    Google Custom SearchThis is feature allows you to search the site. (Privacy Policy)
    Google MapsSome articles have Google Maps embedded in them. (Privacy Policy)
    Google ChartsThis is used to display charts and graphs on articles and the author center. (Privacy Policy)
    Google AdSense Host APIThis service allows you to sign up for or associate a Google AdSense account with HubPages, so that you can earn money from ads on your articles. No data is shared unless you engage with this feature. (Privacy Policy)
    Google YouTubeSome articles have YouTube videos embedded in them. (Privacy Policy)
    VimeoSome articles have Vimeo videos embedded in them. (Privacy Policy)
    PaypalThis is used for a registered author who enrolls in the HubPages Earnings program and requests to be paid via PayPal. No data is shared with Paypal unless you engage with this feature. (Privacy Policy)
    Facebook LoginYou can use this to streamline signing up for, or signing in to your Hubpages account. No data is shared with Facebook unless you engage with this feature. (Privacy Policy)
    MavenThis supports the Maven widget and search functionality. (Privacy Policy)
    Google AdSenseThis is an ad network. (Privacy Policy)
    Google DoubleClickGoogle provides ad serving technology and runs an ad network. (Privacy Policy)
    Index ExchangeThis is an ad network. (Privacy Policy)
    SovrnThis is an ad network. (Privacy Policy)
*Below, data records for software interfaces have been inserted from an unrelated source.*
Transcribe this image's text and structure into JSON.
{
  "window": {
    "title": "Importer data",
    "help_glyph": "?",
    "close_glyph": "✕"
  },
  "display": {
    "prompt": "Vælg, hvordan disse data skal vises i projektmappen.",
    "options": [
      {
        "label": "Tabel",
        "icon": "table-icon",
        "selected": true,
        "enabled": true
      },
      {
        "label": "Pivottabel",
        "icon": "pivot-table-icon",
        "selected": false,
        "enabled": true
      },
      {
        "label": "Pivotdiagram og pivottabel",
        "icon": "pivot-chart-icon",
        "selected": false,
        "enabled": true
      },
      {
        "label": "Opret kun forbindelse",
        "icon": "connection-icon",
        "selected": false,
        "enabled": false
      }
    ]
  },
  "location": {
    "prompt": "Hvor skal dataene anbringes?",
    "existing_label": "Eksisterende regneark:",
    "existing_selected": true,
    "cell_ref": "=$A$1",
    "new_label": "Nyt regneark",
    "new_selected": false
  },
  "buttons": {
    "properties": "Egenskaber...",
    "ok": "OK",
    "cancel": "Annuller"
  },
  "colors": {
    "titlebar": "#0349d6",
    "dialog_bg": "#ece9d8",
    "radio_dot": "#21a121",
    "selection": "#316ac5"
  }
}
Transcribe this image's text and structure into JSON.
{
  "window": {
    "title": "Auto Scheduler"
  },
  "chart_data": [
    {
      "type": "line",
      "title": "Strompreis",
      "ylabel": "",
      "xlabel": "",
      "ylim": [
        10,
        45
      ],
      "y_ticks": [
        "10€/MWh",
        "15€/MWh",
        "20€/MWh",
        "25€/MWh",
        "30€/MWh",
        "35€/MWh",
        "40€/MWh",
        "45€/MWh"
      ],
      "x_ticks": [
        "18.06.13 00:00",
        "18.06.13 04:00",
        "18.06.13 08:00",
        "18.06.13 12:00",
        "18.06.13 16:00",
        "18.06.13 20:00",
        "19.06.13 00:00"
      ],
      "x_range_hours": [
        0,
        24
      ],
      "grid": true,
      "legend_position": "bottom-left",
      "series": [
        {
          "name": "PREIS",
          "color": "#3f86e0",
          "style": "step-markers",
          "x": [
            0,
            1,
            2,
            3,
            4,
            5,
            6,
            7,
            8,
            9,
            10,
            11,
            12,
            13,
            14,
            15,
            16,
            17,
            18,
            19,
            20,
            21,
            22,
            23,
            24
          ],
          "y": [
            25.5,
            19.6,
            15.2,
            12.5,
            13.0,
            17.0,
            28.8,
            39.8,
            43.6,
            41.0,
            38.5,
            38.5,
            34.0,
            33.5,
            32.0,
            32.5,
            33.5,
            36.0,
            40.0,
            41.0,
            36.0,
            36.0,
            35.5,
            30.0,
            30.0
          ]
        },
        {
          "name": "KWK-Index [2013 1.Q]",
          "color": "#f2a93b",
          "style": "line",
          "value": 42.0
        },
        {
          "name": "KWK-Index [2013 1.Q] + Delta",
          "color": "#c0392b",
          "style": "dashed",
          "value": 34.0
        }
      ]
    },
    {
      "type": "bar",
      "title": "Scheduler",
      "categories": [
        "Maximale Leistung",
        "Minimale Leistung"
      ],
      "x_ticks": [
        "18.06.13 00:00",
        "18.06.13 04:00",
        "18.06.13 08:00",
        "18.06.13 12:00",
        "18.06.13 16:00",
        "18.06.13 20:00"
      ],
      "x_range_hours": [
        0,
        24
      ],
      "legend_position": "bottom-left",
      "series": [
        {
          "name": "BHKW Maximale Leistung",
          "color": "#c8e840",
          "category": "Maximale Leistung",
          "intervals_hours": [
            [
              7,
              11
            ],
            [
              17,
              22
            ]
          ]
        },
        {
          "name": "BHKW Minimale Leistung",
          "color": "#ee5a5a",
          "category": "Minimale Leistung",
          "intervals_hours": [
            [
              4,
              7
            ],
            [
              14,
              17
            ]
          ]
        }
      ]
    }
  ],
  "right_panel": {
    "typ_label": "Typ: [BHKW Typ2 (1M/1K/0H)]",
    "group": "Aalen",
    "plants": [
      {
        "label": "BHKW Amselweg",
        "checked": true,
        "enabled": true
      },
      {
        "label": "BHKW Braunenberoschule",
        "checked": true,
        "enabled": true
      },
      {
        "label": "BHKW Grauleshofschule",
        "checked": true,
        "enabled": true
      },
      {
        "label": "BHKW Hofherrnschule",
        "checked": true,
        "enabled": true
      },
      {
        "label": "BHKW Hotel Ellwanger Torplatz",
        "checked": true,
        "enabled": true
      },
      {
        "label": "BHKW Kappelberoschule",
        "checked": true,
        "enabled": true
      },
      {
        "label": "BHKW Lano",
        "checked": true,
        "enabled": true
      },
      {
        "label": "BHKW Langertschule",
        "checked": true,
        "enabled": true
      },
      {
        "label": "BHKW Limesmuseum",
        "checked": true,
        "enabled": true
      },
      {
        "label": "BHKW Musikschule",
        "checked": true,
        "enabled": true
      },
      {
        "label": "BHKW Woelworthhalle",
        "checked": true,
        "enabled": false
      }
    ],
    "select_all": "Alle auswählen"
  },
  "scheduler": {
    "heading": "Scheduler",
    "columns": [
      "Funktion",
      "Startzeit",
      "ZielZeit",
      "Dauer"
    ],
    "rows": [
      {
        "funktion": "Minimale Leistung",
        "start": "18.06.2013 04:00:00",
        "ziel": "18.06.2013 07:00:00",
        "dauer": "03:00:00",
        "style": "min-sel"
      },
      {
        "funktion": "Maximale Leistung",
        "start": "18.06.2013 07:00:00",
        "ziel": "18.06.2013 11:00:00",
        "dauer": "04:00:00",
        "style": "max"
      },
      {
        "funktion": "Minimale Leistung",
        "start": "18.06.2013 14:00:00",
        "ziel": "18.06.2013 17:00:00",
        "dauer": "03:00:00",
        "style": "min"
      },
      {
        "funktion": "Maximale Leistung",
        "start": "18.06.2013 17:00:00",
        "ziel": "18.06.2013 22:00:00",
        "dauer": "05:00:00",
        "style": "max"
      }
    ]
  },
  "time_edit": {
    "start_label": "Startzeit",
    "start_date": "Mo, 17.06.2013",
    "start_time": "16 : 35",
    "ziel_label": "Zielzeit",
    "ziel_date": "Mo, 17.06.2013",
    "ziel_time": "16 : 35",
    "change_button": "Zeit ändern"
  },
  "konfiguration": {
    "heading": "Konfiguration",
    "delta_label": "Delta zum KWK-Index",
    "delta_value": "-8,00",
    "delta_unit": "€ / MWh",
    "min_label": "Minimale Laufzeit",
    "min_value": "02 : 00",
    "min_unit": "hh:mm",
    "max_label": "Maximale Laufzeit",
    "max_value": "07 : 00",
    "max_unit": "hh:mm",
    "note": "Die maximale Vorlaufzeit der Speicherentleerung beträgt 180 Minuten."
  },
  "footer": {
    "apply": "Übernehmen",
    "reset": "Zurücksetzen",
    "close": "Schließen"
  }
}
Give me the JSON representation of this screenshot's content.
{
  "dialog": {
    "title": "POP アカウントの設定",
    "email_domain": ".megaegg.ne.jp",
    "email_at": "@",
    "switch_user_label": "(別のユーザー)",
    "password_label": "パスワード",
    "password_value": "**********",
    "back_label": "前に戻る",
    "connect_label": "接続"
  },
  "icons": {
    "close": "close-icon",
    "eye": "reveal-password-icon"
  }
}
    Facebook AdsThis is an ad network. (Privacy Policy)
    Amazon Unified Ad MarketplaceThis is an ad network. (Privacy Policy)
    AppNexusThis is an ad network. (Privacy Policy)
    OpenxThis is an ad network. (Privacy Policy)
    Rubicon ProjectThis is an ad network. (Privacy Policy)
    TripleLiftThis is an ad network. (Privacy Policy)
    Say MediaWe partner with Say Media to deliver ad campaigns on our sites. (Privacy Policy)
    Remarketing PixelsWe may use remarketing pixels from advertising networks such as Google AdWords, Bing Ads, and Facebook in order to advertise the HubPages Service to people that have visited our sites.
    Conversion Tracking PixelsWe may use conversion tracking pixels from advertising networks such as Google AdWords, Bing Ads, and Facebook in order to identify when an advertisement has successfully resulted in the desired action, such as signing up for the HubPages Service or publishing an article on the HubPages Service.
    Author Google AnalyticsThis is used to provide traffic data and reports to the authors of articles on the HubPages Service. (Privacy Policy)
    ComscoreComScore is a media measurement and analytics company providing marketing data and analytics to enterprises, media and advertising agencies, and publishers. Non-consent will result in ComScore only processing obfuscated personal data. (Privacy Policy)
    Amazon Tracking PixelSome articles display amazon products as part of the Amazon Affiliate program, this pixel provides traffic statistics for those products (Privacy Policy)
    ClickscoThis is a data management platform studying reader behavior (Privacy Policy)